The Evening Times joined a dozen officers as they raided a flat allegedly used for prostitution in James Watt Street, Anderston, in the city's financial district.
A 33-year-old woman, originally from China, was questioned by police and £2700 in cash was seized.
During the search of the property, bank cards, mobile phones, laptops and sex toys were also taken away.
It was later discovered the woman had a history of working in a brothel in Dundee.
The Evening Times attended the mid-morning briefing at Stewart Street police office as Detective Inspector Dougie McKinlay, told the team of the plans to raid the Glasgow flat.
It was believed the alleged brothel might have been part of a Thai prostitution ring in the city.
Police swooped shortly after 1pm and were at the flat for several hours conducting interviews, with the help of a Cantonese interpreter, and searching the property.
Officers spent weeks gathering intelligence about the first floor flat.
It was being advertised in a national newspaper and on internet sites under the name Adult Work.
Undercover officers found several men were visiting the flat regularly and it was noted to be particularly busy at lunch time.
Detectives are carrying out further inquiries to find out if the flat has any links to human trafficking – and to establish who may have been running the alleged brothel.
Officers also searched another city centre property in Garnethill on the same day, but did not find any links to sex crime. Now detectives have promised to continue to crack down on organised crime gangs who traffic women after a series of raids in the city.
Detective Inspector McKinlay, who is in charge of the public protection unit in A Division, said trafficking and brothels were one of the major problems in the police division, which covers the city centre and the West End, including Drumchapel.
He said: "It is an issue in our division because the area is central for buses and trains, so it is easy to access.
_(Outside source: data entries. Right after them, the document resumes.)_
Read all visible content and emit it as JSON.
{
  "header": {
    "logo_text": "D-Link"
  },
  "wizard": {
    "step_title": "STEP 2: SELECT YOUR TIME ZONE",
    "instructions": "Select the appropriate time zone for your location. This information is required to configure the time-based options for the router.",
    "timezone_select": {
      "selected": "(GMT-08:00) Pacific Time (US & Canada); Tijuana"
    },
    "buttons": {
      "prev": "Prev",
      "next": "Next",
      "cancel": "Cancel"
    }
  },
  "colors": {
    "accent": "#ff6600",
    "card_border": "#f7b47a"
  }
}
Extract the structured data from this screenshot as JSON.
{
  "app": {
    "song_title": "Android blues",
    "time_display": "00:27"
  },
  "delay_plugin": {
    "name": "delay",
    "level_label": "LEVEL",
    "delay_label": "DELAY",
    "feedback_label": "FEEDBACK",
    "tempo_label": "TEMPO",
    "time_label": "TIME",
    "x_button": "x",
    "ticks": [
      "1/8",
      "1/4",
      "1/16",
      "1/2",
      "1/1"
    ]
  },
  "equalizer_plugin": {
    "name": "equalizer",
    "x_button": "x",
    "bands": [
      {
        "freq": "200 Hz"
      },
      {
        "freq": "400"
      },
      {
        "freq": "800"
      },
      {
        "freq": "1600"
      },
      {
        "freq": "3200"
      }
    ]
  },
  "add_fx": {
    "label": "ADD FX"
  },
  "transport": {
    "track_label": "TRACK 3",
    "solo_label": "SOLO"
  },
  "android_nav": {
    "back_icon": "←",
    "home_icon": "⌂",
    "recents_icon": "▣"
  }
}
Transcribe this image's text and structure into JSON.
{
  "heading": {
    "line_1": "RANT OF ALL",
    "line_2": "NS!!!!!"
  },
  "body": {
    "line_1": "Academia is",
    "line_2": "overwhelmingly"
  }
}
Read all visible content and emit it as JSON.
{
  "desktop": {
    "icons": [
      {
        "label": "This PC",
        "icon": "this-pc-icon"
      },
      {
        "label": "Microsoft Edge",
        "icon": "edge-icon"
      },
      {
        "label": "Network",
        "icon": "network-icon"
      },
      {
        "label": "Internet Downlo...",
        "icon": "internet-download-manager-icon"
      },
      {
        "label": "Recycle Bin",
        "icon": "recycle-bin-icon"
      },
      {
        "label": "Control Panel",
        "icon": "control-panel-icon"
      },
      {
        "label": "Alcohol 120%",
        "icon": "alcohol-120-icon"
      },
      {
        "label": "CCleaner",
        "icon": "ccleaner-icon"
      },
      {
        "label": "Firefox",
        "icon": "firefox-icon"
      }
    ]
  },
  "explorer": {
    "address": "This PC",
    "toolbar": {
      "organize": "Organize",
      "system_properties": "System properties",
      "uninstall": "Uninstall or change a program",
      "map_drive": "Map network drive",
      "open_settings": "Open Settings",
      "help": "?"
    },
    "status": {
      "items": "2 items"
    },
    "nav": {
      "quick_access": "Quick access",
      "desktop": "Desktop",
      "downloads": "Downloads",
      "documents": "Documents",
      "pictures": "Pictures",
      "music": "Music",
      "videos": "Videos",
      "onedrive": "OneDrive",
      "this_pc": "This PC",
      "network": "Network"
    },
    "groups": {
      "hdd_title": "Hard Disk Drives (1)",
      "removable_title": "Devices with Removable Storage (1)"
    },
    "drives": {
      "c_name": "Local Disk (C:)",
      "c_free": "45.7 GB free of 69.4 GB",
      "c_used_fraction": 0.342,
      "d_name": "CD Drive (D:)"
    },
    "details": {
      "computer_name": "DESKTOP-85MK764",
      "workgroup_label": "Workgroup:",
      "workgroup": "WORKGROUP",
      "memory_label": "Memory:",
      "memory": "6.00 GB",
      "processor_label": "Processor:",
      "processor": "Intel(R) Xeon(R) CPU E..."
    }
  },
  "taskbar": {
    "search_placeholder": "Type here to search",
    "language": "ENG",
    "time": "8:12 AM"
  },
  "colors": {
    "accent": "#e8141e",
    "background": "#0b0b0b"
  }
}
"There are flats being set up by serious and organised crime groups to bring males into the city centre to look for the services of prostitutes and taking it away from street prostitution."
Often, the brothels are run externally by organised gangs who use call centres to lure men to them.
The brothels can be advertised through text messages to mobile phones, as well as through newspapers and the internet.
Mr McKinlay added: "We are always trying to crack down on prostitution, particularly as part of serious and organised crime."
Police say trying to help women who may have been trafficked can be one of the most difficult parts of the job. Officers link with Glasgow City Council's TARA (Trafficking Awareness Raising Alliance) service for specialist advice.
Mr McKinlay said: "The difficulties of doing this is we do not know what nationality we are going to be dealing with.
"We can't really plan for it. We have to gain the trust of the women. Generally, they are coming from countries where they do not trust the police.
"It can take weeks or months to get the proper story from the women to find out what they have been doing since they got here."
The raid was part of Operation Myriad, a six-month attack on crime across the Strathclyde Police force area.
Chief Superintendent Val Thomson, Divisional Commander for Glasgow City Centre, said: "Operation Myriad has been a fantastic opportunity for us to make a real difference to the communities we serve.
"We have kept people safe by tackling a whole myriad of issues like violent offenders wanted on warrant, serious and organised criminals laundering money through apparently 'legitimate' enterprises, bogus callers, and antisocial offenders affecting the quality of lives of people who live, work and socialise in the city."
DET. INSPECTOR DOUGIE McKINLAY